We know the first was LG Chem NMC and that's effectively become the standard across the industry, though Ford announced they were adding LFP to the portfolio about 6 months ago

That isn't to say the newer one isn't less likely to fail. They could have updated the design of the module frames to better handle ballooning cells and they could have tweaked the coolant components to make them a little less likely to break - but that's purely speculation on my part.

Working with more capacity also means the cycling wear will be a little less severe, so they may have not yet gotten to the point of frequent failure.
Thank you all for the responses.

I did some more digging around, and this Russian video was especially interesting. You can turn on the captions and set them to auto-translate if you don't understand Russian:

The cooling system's Achilles heel appears to be the plastic junction piece cracking. You can see the flex-seal repair at around 14:50.
During the teardown, you also see lots of inflated pouch cells. The guy said he couldn't source any new cells even from Chinese suppliers. The video is two years old and, in the comments, he says the used cells he was able to source to replace the inflated ones ended up going bad as well. Doing some quick googling, I've also noticed that the only people selling Ford cells are selling salvaged units.

It boggles the mind how Ford, as a traditional OEM, would make a nice serviceable battery pack with removable connectors, fasteners, and modular sub-assemblies, and yet make it impossible to order components, effectively making the pack totally unserviceable. They could have avoided so many expensive warranty claims by providing a path to customers and dealers to install a more robust cooling hose junction, and to order groups of cells.

This article provided some good information on the cell groups:
Ford didn't make it. They are bought as finished assemblies from a partner.

That partner is almost certainly the entity that would be doing any remanufacturing - Ford doesn't want anything to do with repairing internals on a pack.

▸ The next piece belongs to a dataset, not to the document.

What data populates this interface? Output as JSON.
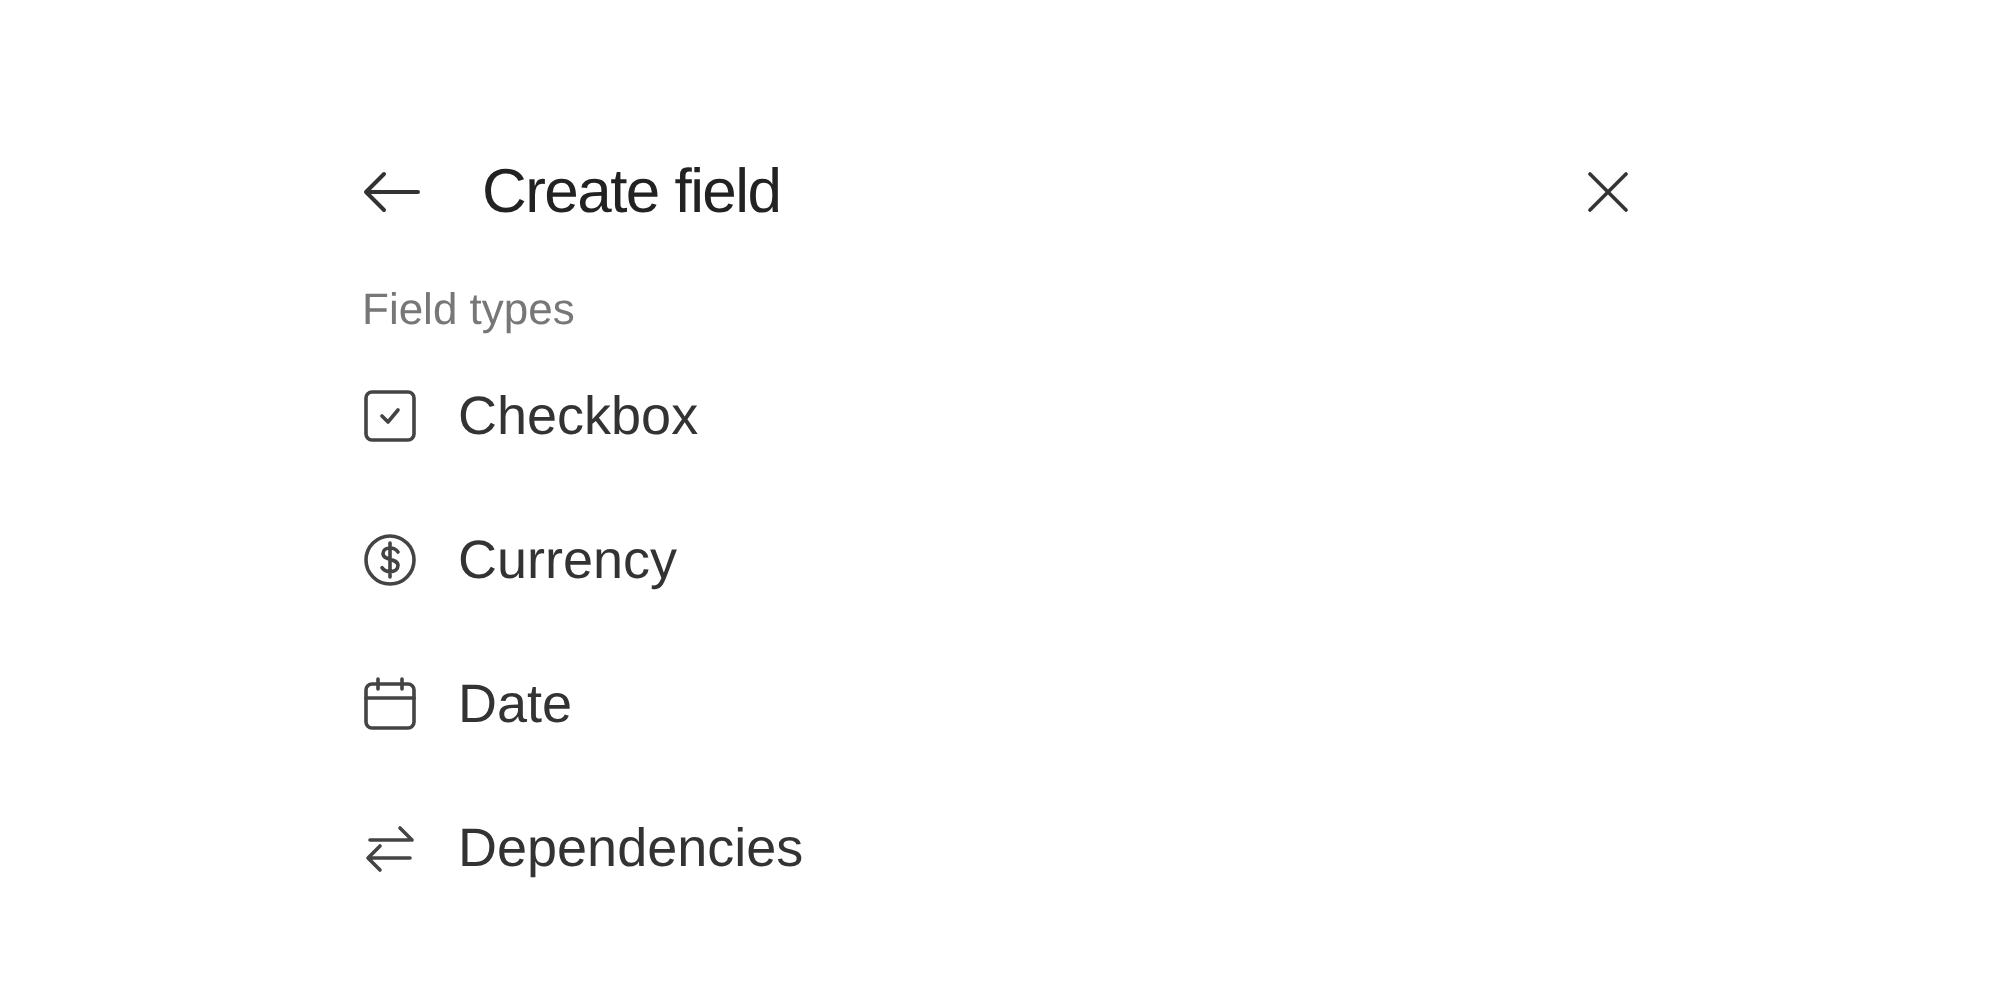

So that's really it - it CAN be fixed - but Ford has no repair info to give, the LGChem cells are only sold to OEMs and other parts may or may not be attainable.